-- Opening Marker --

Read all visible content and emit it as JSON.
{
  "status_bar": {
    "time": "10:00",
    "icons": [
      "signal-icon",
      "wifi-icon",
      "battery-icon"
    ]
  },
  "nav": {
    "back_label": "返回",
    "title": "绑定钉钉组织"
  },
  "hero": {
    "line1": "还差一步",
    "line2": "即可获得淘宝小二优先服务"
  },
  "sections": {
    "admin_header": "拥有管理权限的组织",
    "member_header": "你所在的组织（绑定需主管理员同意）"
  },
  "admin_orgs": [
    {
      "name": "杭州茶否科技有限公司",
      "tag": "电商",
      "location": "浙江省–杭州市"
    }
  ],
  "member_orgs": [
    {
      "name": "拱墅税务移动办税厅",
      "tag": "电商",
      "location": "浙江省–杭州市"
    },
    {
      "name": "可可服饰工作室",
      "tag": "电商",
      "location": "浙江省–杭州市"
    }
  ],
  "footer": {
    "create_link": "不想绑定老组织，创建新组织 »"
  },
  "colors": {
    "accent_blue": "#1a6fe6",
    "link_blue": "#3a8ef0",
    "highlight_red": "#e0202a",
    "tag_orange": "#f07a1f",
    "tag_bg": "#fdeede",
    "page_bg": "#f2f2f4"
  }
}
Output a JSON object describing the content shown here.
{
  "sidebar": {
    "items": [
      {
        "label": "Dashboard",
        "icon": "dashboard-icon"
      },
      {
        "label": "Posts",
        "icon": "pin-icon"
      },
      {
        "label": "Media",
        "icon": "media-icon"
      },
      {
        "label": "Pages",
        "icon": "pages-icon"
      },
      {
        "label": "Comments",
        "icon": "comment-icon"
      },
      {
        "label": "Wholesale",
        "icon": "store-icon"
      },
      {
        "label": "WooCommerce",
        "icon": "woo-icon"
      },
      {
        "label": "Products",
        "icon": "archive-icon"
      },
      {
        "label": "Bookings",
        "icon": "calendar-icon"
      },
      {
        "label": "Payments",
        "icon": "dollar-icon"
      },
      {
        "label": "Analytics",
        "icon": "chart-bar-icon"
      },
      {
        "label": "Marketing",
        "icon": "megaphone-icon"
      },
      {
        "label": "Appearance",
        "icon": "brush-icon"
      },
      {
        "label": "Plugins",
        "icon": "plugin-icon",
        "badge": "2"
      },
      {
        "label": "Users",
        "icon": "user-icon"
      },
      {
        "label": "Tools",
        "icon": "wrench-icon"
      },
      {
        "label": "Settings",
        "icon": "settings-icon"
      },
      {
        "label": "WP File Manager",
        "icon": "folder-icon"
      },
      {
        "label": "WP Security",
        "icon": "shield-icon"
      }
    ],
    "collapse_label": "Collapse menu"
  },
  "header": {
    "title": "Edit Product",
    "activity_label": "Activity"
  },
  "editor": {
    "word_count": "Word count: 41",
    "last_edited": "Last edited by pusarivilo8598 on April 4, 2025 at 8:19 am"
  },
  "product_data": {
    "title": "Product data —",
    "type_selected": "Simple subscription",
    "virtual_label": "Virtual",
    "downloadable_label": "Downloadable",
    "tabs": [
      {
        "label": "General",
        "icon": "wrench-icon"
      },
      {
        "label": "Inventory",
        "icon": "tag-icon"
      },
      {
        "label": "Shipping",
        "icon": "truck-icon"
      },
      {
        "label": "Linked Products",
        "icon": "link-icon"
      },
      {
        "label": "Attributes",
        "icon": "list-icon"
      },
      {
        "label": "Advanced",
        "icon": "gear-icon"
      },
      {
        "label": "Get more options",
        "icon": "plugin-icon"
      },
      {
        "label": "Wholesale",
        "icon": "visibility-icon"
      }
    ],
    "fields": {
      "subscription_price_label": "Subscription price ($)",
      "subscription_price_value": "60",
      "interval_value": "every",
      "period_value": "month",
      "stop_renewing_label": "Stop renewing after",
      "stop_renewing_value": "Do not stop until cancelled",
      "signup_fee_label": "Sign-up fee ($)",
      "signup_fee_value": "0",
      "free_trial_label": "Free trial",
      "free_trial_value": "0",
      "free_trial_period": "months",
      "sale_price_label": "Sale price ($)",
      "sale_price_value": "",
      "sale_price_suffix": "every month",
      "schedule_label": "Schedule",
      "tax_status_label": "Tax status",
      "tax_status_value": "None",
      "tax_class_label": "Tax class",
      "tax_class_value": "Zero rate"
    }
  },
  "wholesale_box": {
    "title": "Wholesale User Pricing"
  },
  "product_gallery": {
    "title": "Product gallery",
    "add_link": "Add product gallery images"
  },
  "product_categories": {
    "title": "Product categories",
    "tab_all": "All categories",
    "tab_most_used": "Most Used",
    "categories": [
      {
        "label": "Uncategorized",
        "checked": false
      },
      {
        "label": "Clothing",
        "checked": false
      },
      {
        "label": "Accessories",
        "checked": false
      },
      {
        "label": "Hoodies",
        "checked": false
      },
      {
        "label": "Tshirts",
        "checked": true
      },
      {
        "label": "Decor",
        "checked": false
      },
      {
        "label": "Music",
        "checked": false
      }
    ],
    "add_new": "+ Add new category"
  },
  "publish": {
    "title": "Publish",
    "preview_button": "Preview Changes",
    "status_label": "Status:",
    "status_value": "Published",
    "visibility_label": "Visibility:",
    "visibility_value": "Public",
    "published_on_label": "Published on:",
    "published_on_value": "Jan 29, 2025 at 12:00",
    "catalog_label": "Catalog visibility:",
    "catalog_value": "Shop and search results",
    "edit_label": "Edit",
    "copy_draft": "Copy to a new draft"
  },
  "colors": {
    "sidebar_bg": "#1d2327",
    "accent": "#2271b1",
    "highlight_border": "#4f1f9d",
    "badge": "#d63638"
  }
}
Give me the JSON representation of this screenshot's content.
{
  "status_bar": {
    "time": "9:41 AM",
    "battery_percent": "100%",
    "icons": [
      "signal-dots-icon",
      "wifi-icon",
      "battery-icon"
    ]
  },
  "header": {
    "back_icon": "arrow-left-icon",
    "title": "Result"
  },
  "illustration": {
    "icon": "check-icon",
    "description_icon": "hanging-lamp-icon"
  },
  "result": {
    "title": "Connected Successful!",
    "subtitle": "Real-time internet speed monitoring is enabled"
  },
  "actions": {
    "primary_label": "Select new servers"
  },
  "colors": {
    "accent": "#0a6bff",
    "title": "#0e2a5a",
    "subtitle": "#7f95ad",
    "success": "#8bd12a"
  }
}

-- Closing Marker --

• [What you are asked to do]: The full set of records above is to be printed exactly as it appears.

• [Answer for this exercise]:
Read all visible content and emit it as JSON.
{
  "status_bar": {
    "time": "10:00",
    "icons": [
      "signal-icon",
      "wifi-icon",
      "battery-icon"
    ]
  },
  "nav": {
    "back_label": "返回",
    "title": "绑定钉钉组织"
  },
  "hero": {
    "line1": "还差一步",
    "line2": "即可获得淘宝小二优先服务"
  },
  "sections": {
    "admin_header": "拥有管理权限的组织",
    "member_header": "你所在的组织（绑定需主管理员同意）"
  },
  "admin_orgs": [
    {
      "name": "杭州茶否科技有限公司",
      "tag": "电商",
      "location": "浙江省–杭州市"
    }
  ],
  "member_orgs": [
    {
      "name": "拱墅税务移动办税厅",
      "tag": "电商",
      "location": "浙江省–杭州市"
    },
    {
      "name": "可可服饰工作室",
      "tag": "电商",
      "location": "浙江省–杭州市"
    }
  ],
  "footer": {
    "create_link": "不想绑定老组织，创建新组织 »"
  },
  "colors": {
    "accent_blue": "#1a6fe6",
    "link_blue": "#3a8ef0",
    "highlight_red": "#e0202a",
    "tag_orange": "#f07a1f",
    "tag_bg": "#fdeede",
    "page_bg": "#f2f2f4"
  }
}
Output a JSON object describing the content shown here.
{
  "sidebar": {
    "items": [
      {
        "label": "Dashboard",
        "icon": "dashboard-icon"
      },
      {
        "label": "Posts",
        "icon": "pin-icon"
      },
      {
        "label": "Media",
        "icon": "media-icon"
      },
      {
        "label": "Pages",
        "icon": "pages-icon"
      },
      {
        "label": "Comments",
        "icon": "comment-icon"
      },
      {
        "label": "Wholesale",
        "icon": "store-icon"
      },
      {
        "label": "WooCommerce",
        "icon": "woo-icon"
      },
      {
        "label": "Products",
        "icon": "archive-icon"
      },
      {
        "label": "Bookings",
        "icon": "calendar-icon"
      },
      {
        "label": "Payments",
        "icon": "dollar-icon"
      },
      {
        "label": "Analytics",
        "icon": "chart-bar-icon"
      },
      {
        "label": "Marketing",
        "icon": "megaphone-icon"
      },
      {
        "label": "Appearance",
        "icon": "brush-icon"
      },
      {
        "label": "Plugins",
        "icon": "plugin-icon",
        "badge": "2"
      },
      {
        "label": "Users",
        "icon": "user-icon"
      },
      {
        "label": "Tools",
        "icon": "wrench-icon"
      },
      {
        "label": "Settings",
        "icon": "settings-icon"
      },
      {
        "label": "WP File Manager",
        "icon": "folder-icon"
      },
      {
        "label": "WP Security",
        "icon": "shield-icon"
      }
    ],
    "collapse_label": "Collapse menu"
  },
  "header": {
    "title": "Edit Product",
    "activity_label": "Activity"
  },
  "editor": {
    "word_count": "Word count: 41",
    "last_edited": "Last edited by pusarivilo8598 on April 4, 2025 at 8:19 am"
  },
  "product_data": {
    "title": "Product data —",
    "type_selected": "Simple subscription",
    "virtual_label": "Virtual",
    "downloadable_label": "Downloadable",
    "tabs": [
      {
        "label": "General",
        "icon": "wrench-icon"
      },
      {
        "label": "Inventory",
        "icon": "tag-icon"
      },
      {
        "label": "Shipping",
        "icon": "truck-icon"
      },
      {
        "label": "Linked Products",
        "icon": "link-icon"
      },
      {
        "label": "Attributes",
        "icon": "list-icon"
      },
      {
        "label": "Advanced",
        "icon": "gear-icon"
      },
      {
        "label": "Get more options",
        "icon": "plugin-icon"
      },
      {
        "label": "Wholesale",
        "icon": "visibility-icon"
      }
    ],
    "fields": {
      "subscription_price_label": "Subscription price ($)",
      "subscription_price_value": "60",
      "interval_value": "every",
      "period_value": "month",
      "stop_renewing_label": "Stop renewing after",
      "stop_renewing_value": "Do not stop until cancelled",
      "signup_fee_label": "Sign-up fee ($)",
      "signup_fee_value": "0",
      "free_trial_label": "Free trial",
      "free_trial_value": "0",
      "free_trial_period": "months",
      "sale_price_label": "Sale price ($)",
      "sale_price_value": "",
      "sale_price_suffix": "every month",
      "schedule_label": "Schedule",
      "tax_status_label": "Tax status",
      "tax_status_value": "None",
      "tax_class_label": "Tax class",
      "tax_class_value": "Zero rate"
    }
  },
  "wholesale_box": {
    "title": "Wholesale User Pricing"
  },
  "product_gallery": {
    "title": "Product gallery",
    "add_link": "Add product gallery images"
  },
  "product_categories": {
    "title": "Product categories",
    "tab_all": "All categories",
    "tab_most_used": "Most Used",
    "categories": [
      {
        "label": "Uncategorized",
        "checked": false
      },
      {
        "label": "Clothing",
        "checked": false
      },
      {
        "label": "Accessories",
        "checked": false
      },
      {
        "label": "Hoodies",
        "checked": false
      },
      {
        "label": "Tshirts",
        "checked": true
      },
      {
        "label": "Decor",
        "checked": false
      },
      {
        "label": "Music",
        "checked": false
      }
    ],
    "add_new": "+ Add new category"
  },
  "publish": {
    "title": "Publish",
    "preview_button": "Preview Changes",
    "status_label": "Status:",
    "status_value": "Published",
    "visibility_label": "Visibility:",
    "visibility_value": "Public",
    "published_on_label": "Published on:",
    "published_on_value": "Jan 29, 2025 at 12:00",
    "catalog_label": "Catalog visibility:",
    "catalog_value": "Shop and search results",
    "edit_label": "Edit",
    "copy_draft": "Copy to a new draft"
  },
  "colors": {
    "sidebar_bg": "#1d2327",
    "accent": "#2271b1",
    "highlight_border": "#4f1f9d",
    "badge": "#d63638"
  }
}
Give me the JSON representation of this screenshot's content.
{
  "status_bar": {
    "time": "9:41 AM",
    "battery_percent": "100%",
    "icons": [
      "signal-dots-icon",
      "wifi-icon",
      "battery-icon"
    ]
  },
  "header": {
    "back_icon": "arrow-left-icon",
    "title": "Result"
  },
  "illustration": {
    "icon": "check-icon",
    "description_icon": "hanging-lamp-icon"
  },
  "result": {
    "title": "Connected Successful!",
    "subtitle": "Real-time internet speed monitoring is enabled"
  },
  "actions": {
    "primary_label": "Select new servers"
  },
  "colors": {
    "accent": "#0a6bff",
    "title": "#0e2a5a",
    "subtitle": "#7f95ad",
    "success": "#8bd12a"
  }
}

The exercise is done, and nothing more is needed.